___ RECORDS SHOWN ___

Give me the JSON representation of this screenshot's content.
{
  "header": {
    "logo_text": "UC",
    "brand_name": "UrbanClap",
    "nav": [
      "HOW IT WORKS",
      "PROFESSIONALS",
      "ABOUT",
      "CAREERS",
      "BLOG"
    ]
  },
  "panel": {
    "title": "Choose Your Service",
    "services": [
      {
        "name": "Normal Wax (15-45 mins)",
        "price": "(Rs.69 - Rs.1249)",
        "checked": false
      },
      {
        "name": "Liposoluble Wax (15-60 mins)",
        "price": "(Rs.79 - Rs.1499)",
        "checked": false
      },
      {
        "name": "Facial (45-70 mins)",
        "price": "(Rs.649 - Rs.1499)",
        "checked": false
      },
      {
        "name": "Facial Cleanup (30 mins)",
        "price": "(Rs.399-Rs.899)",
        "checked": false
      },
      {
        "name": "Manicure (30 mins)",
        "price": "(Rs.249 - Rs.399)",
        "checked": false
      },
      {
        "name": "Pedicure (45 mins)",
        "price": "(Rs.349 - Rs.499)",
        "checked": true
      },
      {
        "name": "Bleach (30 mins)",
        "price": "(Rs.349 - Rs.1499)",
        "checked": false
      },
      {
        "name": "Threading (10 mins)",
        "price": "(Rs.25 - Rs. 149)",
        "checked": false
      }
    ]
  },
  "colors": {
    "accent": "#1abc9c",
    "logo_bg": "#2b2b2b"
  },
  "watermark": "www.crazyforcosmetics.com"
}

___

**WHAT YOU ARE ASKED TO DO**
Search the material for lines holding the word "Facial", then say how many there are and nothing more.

**OUTPUT**
2